(Records excerpted from a collection)
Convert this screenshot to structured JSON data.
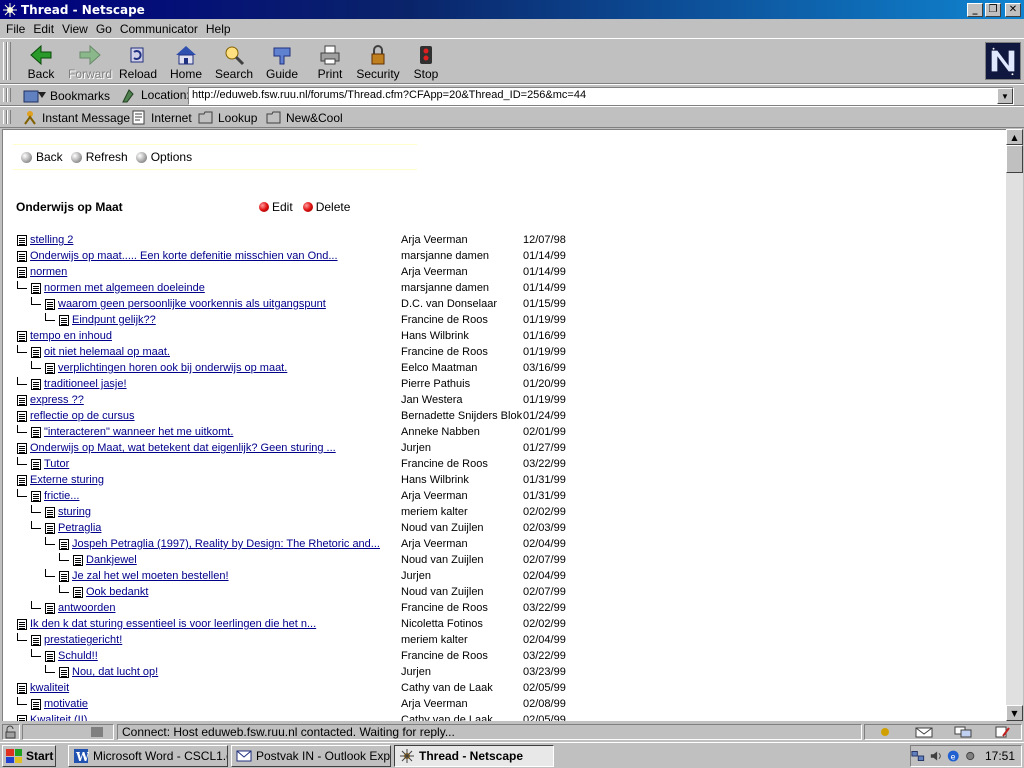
{
  "window": {
    "title": "Thread - Netscape"
  },
  "menu": [
    "File",
    "Edit",
    "View",
    "Go",
    "Communicator",
    "Help"
  ],
  "nav_buttons": [
    {
      "label": "Back",
      "icon": "back-arrow-icon",
      "enabled": true
    },
    {
      "label": "Forward",
      "icon": "forward-arrow-icon",
      "enabled": false
    },
    {
      "label": "Reload",
      "icon": "reload-icon",
      "enabled": true
    },
    {
      "label": "Home",
      "icon": "home-icon",
      "enabled": true
    },
    {
      "label": "Search",
      "icon": "search-icon",
      "enabled": true
    },
    {
      "label": "Guide",
      "icon": "guide-icon",
      "enabled": true
    },
    {
      "label": "Print",
      "icon": "printer-icon",
      "enabled": true
    },
    {
      "label": "Security",
      "icon": "padlock-icon",
      "enabled": true
    },
    {
      "label": "Stop",
      "icon": "stop-icon",
      "enabled": true
    }
  ],
  "location": {
    "bookmarks_label": "Bookmarks",
    "label": "Location:",
    "url": "http://eduweb.fsw.ruu.nl/forums/Thread.cfm?CFApp=20&Thread_ID=256&mc=44"
  },
  "personal_toolbar": [
    "Instant Message",
    "Internet",
    "Lookup",
    "New&Cool"
  ],
  "forum_nav": [
    "Back",
    "Refresh",
    "Options"
  ],
  "thread": {
    "title": "Onderwijs op Maat",
    "actions": [
      "Edit",
      "Delete"
    ],
    "posts": [
      {
        "level": 0,
        "title": "stelling 2",
        "author": "Arja Veerman",
        "date": "12/07/98"
      },
      {
        "level": 0,
        "title": "Onderwijs op maat..... Een korte defenitie misschien van Ond...",
        "author": "marsjanne damen",
        "date": "01/14/99"
      },
      {
        "level": 0,
        "title": "normen",
        "author": "Arja Veerman",
        "date": "01/14/99"
      },
      {
        "level": 1,
        "title": "normen met algemeen doeleinde",
        "author": "marsjanne damen",
        "date": "01/14/99"
      },
      {
        "level": 2,
        "title": "waarom geen persoonlijke voorkennis als uitgangspunt",
        "author": "D.C. van Donselaar",
        "date": "01/15/99"
      },
      {
        "level": 3,
        "title": "Eindpunt gelijk??",
        "author": "Francine de Roos",
        "date": "01/19/99"
      },
      {
        "level": 0,
        "title": "tempo en inhoud",
        "author": "Hans Wilbrink",
        "date": "01/16/99"
      },
      {
        "level": 1,
        "title": "oit niet helemaal op maat.",
        "author": "Francine de Roos",
        "date": "01/19/99"
      },
      {
        "level": 2,
        "title": "verplichtingen horen ook bij onderwijs op maat.",
        "author": "Eelco Maatman",
        "date": "03/16/99"
      },
      {
        "level": 1,
        "title": "traditioneel jasje!",
        "author": "Pierre Pathuis",
        "date": "01/20/99"
      },
      {
        "level": 0,
        "title": "express ??",
        "author": "Jan Westera",
        "date": "01/19/99"
      },
      {
        "level": 0,
        "title": "reflectie op de cursus",
        "author": "Bernadette Snijders Blok",
        "date": "01/24/99"
      },
      {
        "level": 1,
        "title": "\"interacteren\" wanneer het me uitkomt.",
        "author": "Anneke Nabben",
        "date": "02/01/99"
      },
      {
        "level": 0,
        "title": "Onderwijs op Maat, wat betekent dat eigenlijk? Geen sturing ...",
        "author": "Jurjen",
        "date": "01/27/99"
      },
      {
        "level": 1,
        "title": "Tutor",
        "author": "Francine de Roos",
        "date": "03/22/99"
      },
      {
        "level": 0,
        "title": "Externe sturing",
        "author": "Hans Wilbrink",
        "date": "01/31/99"
      },
      {
        "level": 1,
        "title": "frictie...",
        "author": "Arja Veerman",
        "date": "01/31/99"
      },
      {
        "level": 2,
        "title": "sturing",
        "author": "meriem kalter",
        "date": "02/02/99"
      },
      {
        "level": 2,
        "title": "Petraglia",
        "author": "Noud van Zuijlen",
        "date": "02/03/99"
      },
      {
        "level": 3,
        "title": "Jospeh Petraglia (1997), Reality by Design: The Rhetoric and...",
        "author": "Arja Veerman",
        "date": "02/04/99"
      },
      {
        "level": 4,
        "title": "Dankjewel",
        "author": "Noud van Zuijlen",
        "date": "02/07/99"
      },
      {
        "level": 3,
        "title": "Je zal het wel moeten bestellen!",
        "author": "Jurjen",
        "date": "02/04/99"
      },
      {
        "level": 4,
        "title": "Ook bedankt",
        "author": "Noud van Zuijlen",
        "date": "02/07/99"
      },
      {
        "level": 2,
        "title": "antwoorden",
        "author": "Francine de Roos",
        "date": "03/22/99"
      },
      {
        "level": 0,
        "title": "Ik den k dat sturing essentieel is voor leerlingen die het n...",
        "author": "Nicoletta Fotinos",
        "date": "02/02/99"
      },
      {
        "level": 1,
        "title": "prestatiegericht!",
        "author": "meriem kalter",
        "date": "02/04/99"
      },
      {
        "level": 2,
        "title": "Schuld!!",
        "author": "Francine de Roos",
        "date": "03/22/99"
      },
      {
        "level": 3,
        "title": "Nou, dat lucht op!",
        "author": "Jurjen",
        "date": "03/23/99"
      },
      {
        "level": 0,
        "title": "kwaliteit",
        "author": "Cathy van de Laak",
        "date": "02/05/99"
      },
      {
        "level": 1,
        "title": "motivatie",
        "author": "Arja Veerman",
        "date": "02/08/99"
      },
      {
        "level": 0,
        "title": "Kwaliteit (II)",
        "author": "Cathy van de Laak",
        "date": "02/05/99"
      }
    ]
  },
  "status": {
    "text": "Connect: Host eduweb.fsw.ruu.nl contacted. Waiting for reply..."
  },
  "taskbar": {
    "start_label": "Start",
    "tasks": [
      {
        "label": "Microsoft Word - CSCL1.doc",
        "icon": "word-icon",
        "active": false
      },
      {
        "label": "Postvak IN - Outlook Expr...",
        "icon": "outlook-icon",
        "active": false
      },
      {
        "label": "Thread - Netscape",
        "icon": "netscape-icon",
        "active": true
      }
    ],
    "clock": "17:51"
  },
  "colors": {
    "title_bar": "#000080",
    "link": "#00008b",
    "accent_red": "#e01010"
  }
}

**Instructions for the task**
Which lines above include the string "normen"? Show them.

**Your response**
        "title": "normen",
        "title": "normen met algemeen doeleinde",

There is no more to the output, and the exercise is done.